[Dataset entries]
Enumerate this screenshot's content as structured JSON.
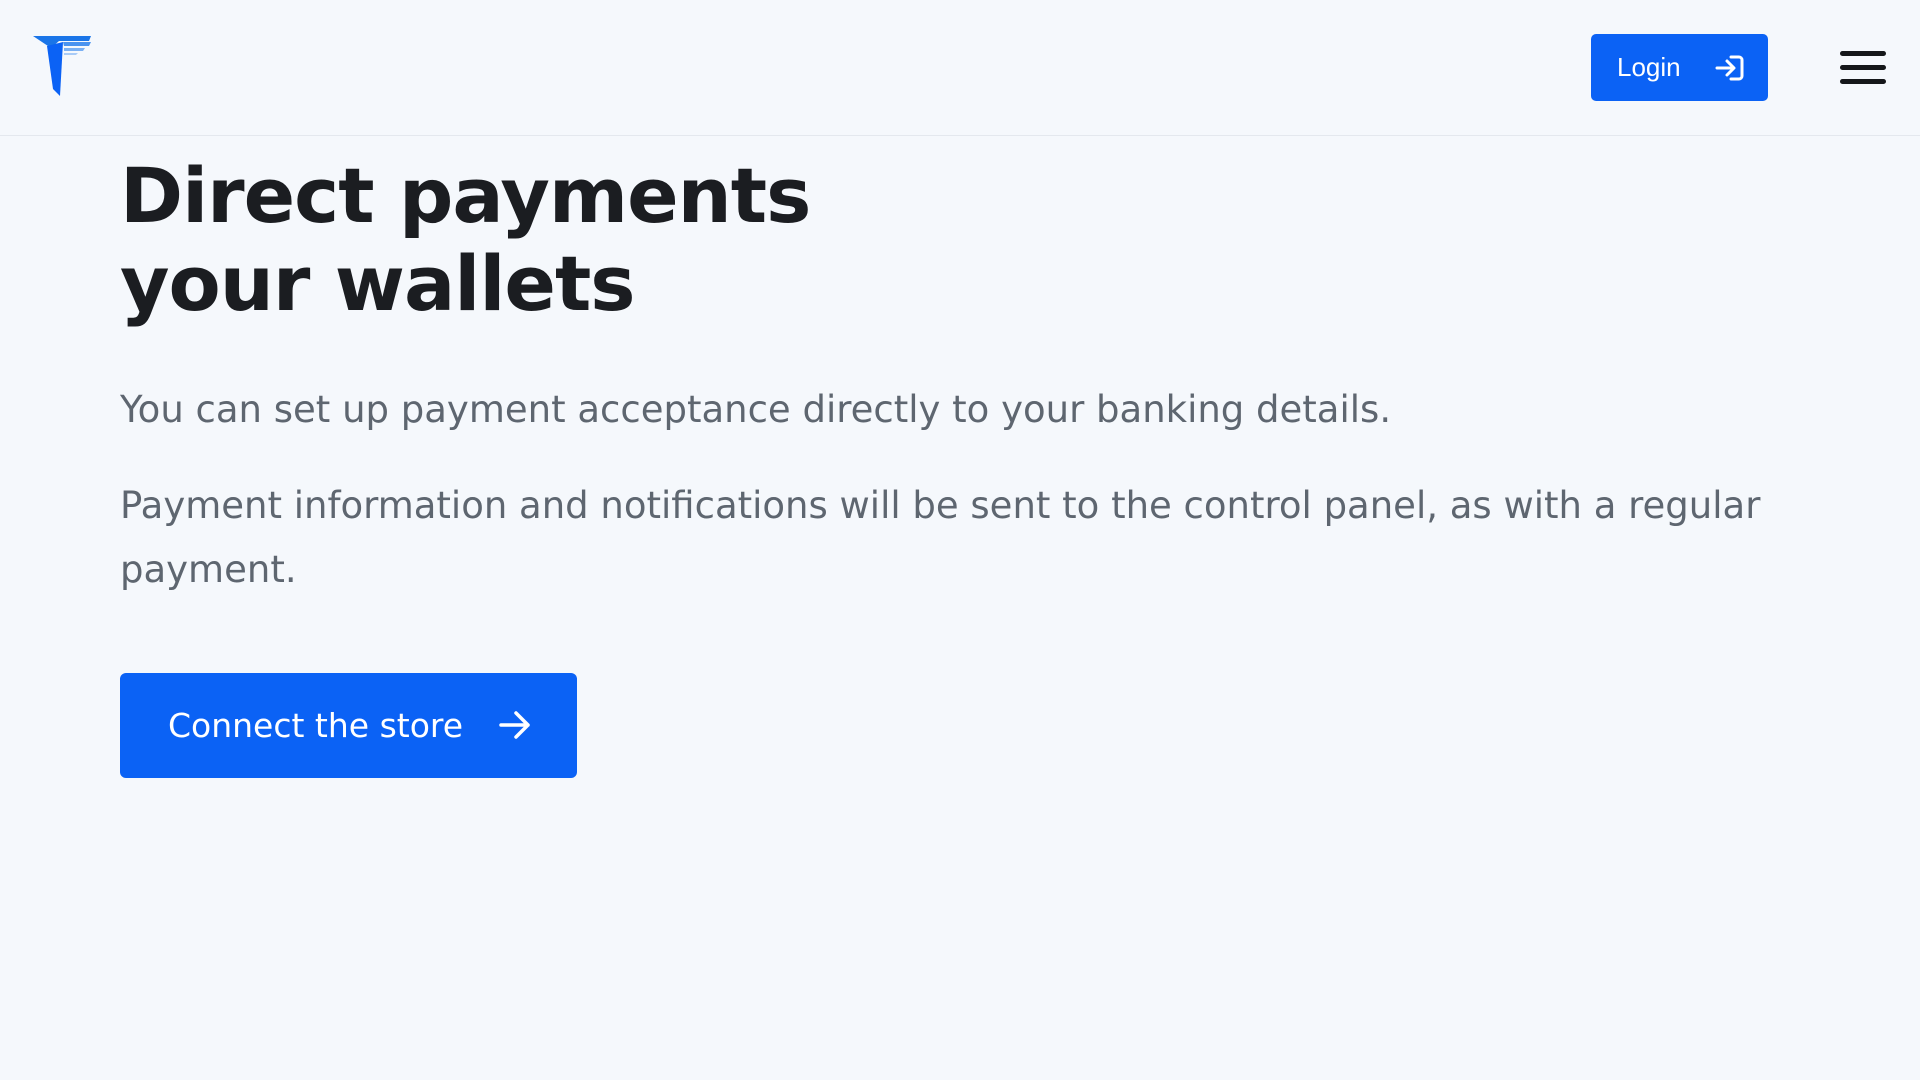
{
  "header": {
    "logo_icon": "brand-logo-icon",
    "login_label": "Login",
    "login_icon": "sign-in-icon",
    "menu_icon": "hamburger-menu-icon"
  },
  "hero": {
    "title_line_1": "Direct payments",
    "title_line_2": "your wallets",
    "paragraph_1": "You can set up payment acceptance directly to your banking details.",
    "paragraph_2": "Payment information and notifications will be sent to the control panel, as with a regular payment.",
    "cta_label": "Connect the store",
    "cta_icon": "arrow-right-icon"
  },
  "colors": {
    "accent": "#0b62f5",
    "background": "#f5f8fc",
    "heading": "#1b1d21",
    "body_text": "#5e6670"
  }
}
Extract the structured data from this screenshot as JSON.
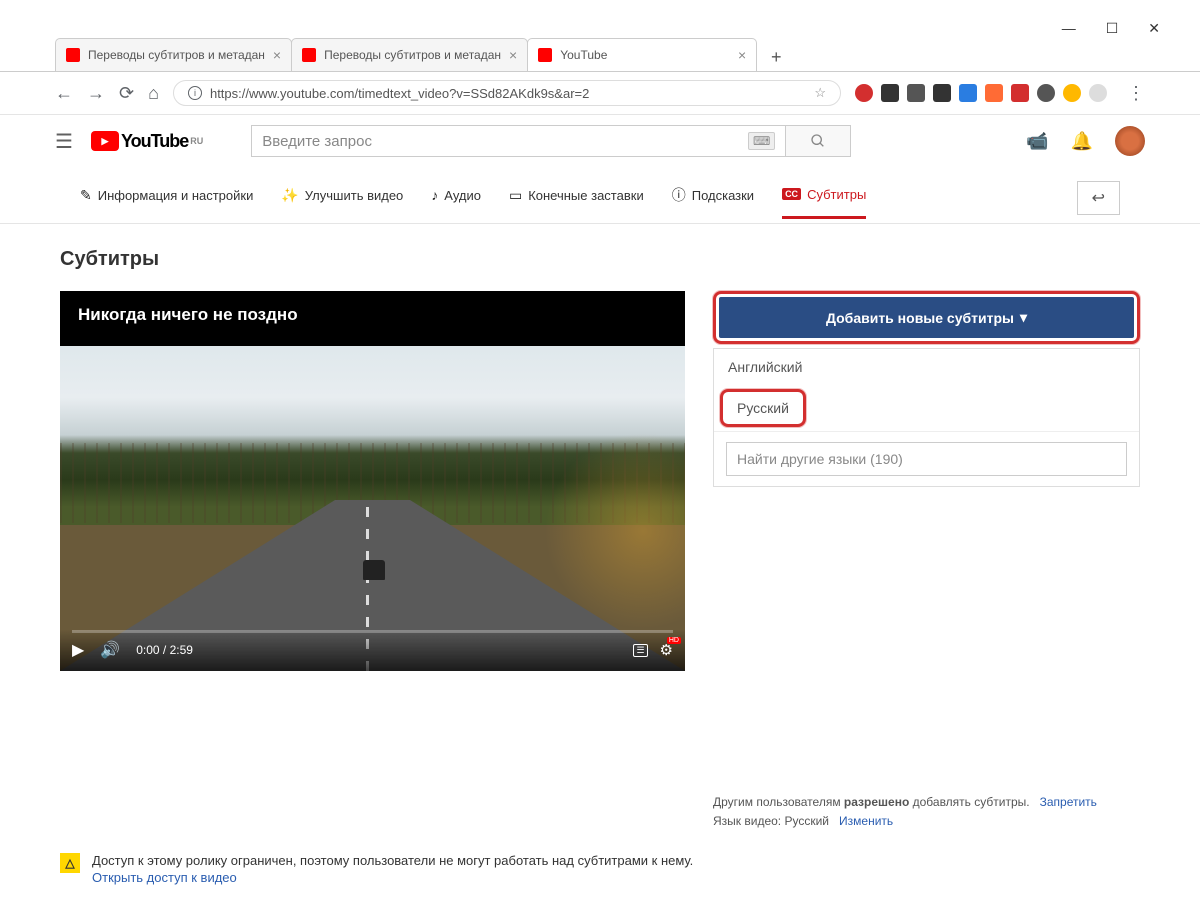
{
  "window": {
    "minimize": "—",
    "maximize": "☐",
    "close": "✕"
  },
  "browser": {
    "tabs": [
      {
        "title": "Переводы субтитров и метадан"
      },
      {
        "title": "Переводы субтитров и метадан"
      },
      {
        "title": "YouTube"
      }
    ],
    "url": "https://www.youtube.com/timedtext_video?v=SSd82AKdk9s&ar=2"
  },
  "yt_header": {
    "logo_text": "YouTube",
    "logo_region": "RU",
    "search_placeholder": "Введите запрос"
  },
  "nav": {
    "info": "Информация и настройки",
    "improve": "Улучшить видео",
    "audio": "Аудио",
    "endscreens": "Конечные заставки",
    "cards": "Подсказки",
    "subtitles": "Субтитры"
  },
  "page": {
    "title": "Субтитры",
    "video_title": "Никогда ничего не поздно",
    "time": "0:00 / 2:59"
  },
  "subtitles_panel": {
    "add_button": "Добавить новые субтитры",
    "lang_english": "Английский",
    "lang_russian": "Русский",
    "search_placeholder": "Найти другие языки (190)",
    "permission_prefix": "Другим пользователям ",
    "permission_bold": "разрешено",
    "permission_suffix": " добавлять субтитры.",
    "forbid_link": "Запретить",
    "video_lang_label": "Язык видео: ",
    "video_lang_value": "Русский",
    "change_link": "Изменить"
  },
  "warning": {
    "text": "Доступ к этому ролику ограничен, поэтому пользователи не могут работать над субтитрами к нему.",
    "link": "Открыть доступ к видео"
  }
}
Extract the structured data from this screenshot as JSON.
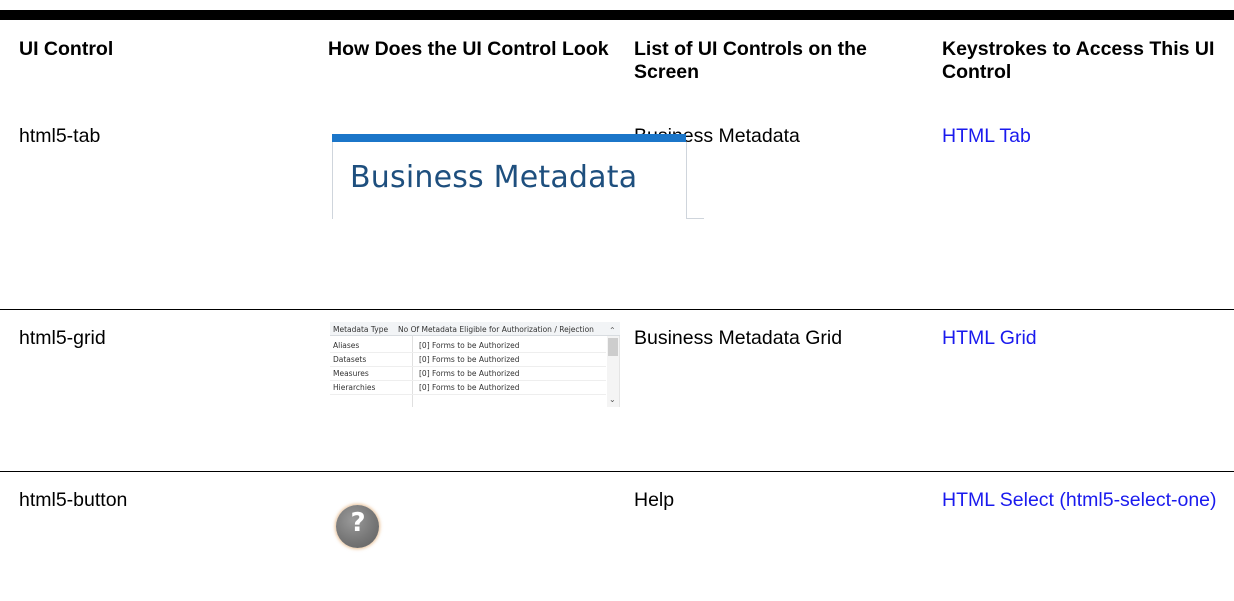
{
  "table": {
    "headers": [
      "UI Control",
      "How Does the UI Control Look",
      "List of UI Controls on the Screen",
      "Keystrokes to Access This UI Control"
    ],
    "rows": [
      {
        "control": "html5-tab",
        "screen_controls": "Business Metadata",
        "keystrokes_link": "HTML Tab"
      },
      {
        "control": "html5-grid",
        "screen_controls": "Business Metadata Grid",
        "keystrokes_link": "HTML Grid"
      },
      {
        "control": "html5-button",
        "screen_controls": "Help",
        "keystrokes_link": "HTML Select (html5-select-one)"
      }
    ]
  },
  "tab_preview": {
    "label": "Business Metadata",
    "accent_color": "#1b76c9"
  },
  "grid_preview": {
    "columns": [
      "Metadata Type",
      "No Of Metadata Eligible for Authorization / Rejection"
    ],
    "rows": [
      [
        "Aliases",
        "[0] Forms to be Authorized"
      ],
      [
        "Datasets",
        "[0] Forms to be Authorized"
      ],
      [
        "Measures",
        "[0] Forms to be Authorized"
      ],
      [
        "Hierarchies",
        "[0] Forms to be Authorized"
      ]
    ]
  },
  "help_preview": {
    "icon": "help-question-icon",
    "glyph": "?"
  },
  "colors": {
    "link": "#1a1aee",
    "rule": "#000000"
  }
}
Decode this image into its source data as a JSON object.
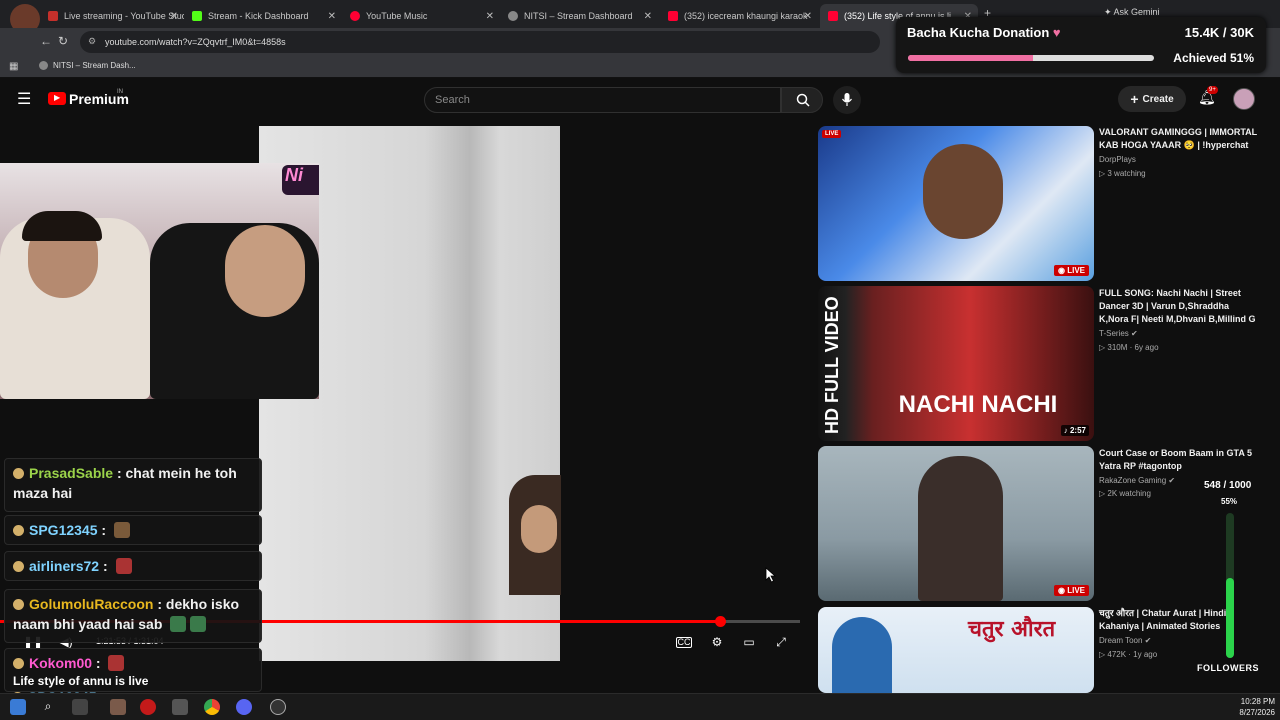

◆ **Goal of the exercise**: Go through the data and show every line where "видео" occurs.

◆ **Solution to the problem**:
    "improve": "Улучшить видео",
    "video_lang_label": "Язык видео: ",
    "link": "Открыть доступ к видео"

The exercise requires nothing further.